Revenues from recorded music in the US last year grew 12% to $9.8 billion (£7.42bn) at estimated retail value, according to new figures from the RIAA.
Revenues in 2018 measured at wholesale value also grew 12% to $6.6bn (£5bn).
For the third year in a row, growth was driven by increased revenues from subscription services including Spotify, Apple Music and Amazon Music. Subscriptions reached 50.2 million, up from 35.3m in 2017.
Streaming growth was offset by decreases in digital and download sales. Download album sales were down 25% to $500m (£378.6m), while track sales were down 28% to $490m (£371m).
While the US business is, like the UK, benefiting from the streaming boom, it is not yet back to the peak. The RIAA figures are still some way off the $10.7bn (£8.1bn) in 2007.
Revenues from shipments of physical decreased to $1.15bn (£871m), down 23% from 2017. At estimated retail value, CDs fell 34% to $698m (£528.5m), the first time revenues from CDs were less than $1bn since 1986.

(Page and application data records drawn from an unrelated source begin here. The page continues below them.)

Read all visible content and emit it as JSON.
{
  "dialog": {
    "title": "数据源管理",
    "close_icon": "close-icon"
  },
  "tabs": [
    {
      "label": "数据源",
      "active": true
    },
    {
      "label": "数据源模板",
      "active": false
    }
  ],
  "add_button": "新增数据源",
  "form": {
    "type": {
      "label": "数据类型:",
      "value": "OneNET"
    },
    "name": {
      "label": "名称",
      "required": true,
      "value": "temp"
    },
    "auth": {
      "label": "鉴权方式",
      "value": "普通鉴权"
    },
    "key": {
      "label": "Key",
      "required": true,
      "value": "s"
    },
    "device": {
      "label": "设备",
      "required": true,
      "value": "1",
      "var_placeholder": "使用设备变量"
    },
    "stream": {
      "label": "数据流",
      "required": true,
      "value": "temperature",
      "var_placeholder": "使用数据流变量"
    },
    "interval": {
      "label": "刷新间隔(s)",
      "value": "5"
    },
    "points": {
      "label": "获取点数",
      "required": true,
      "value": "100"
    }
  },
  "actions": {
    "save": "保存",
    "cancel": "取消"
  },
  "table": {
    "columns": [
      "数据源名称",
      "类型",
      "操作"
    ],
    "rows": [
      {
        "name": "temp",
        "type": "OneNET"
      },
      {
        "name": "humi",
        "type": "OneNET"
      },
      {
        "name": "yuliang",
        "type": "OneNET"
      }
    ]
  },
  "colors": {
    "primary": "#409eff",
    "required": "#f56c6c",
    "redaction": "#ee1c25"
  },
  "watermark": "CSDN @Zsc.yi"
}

“Make no mistake, many challenges continue to confront our community,” said RIAA CEO/chairman Mitch Glazier. “As noteworthy as it is for the business to approach $10 billion in revenues again, that only returns US music to its 2007 levels. Stream-ripping, and a lack of accountability for many Big Tech companies that drive down the value of music, remain serious threats as the industry strives for additional growth.”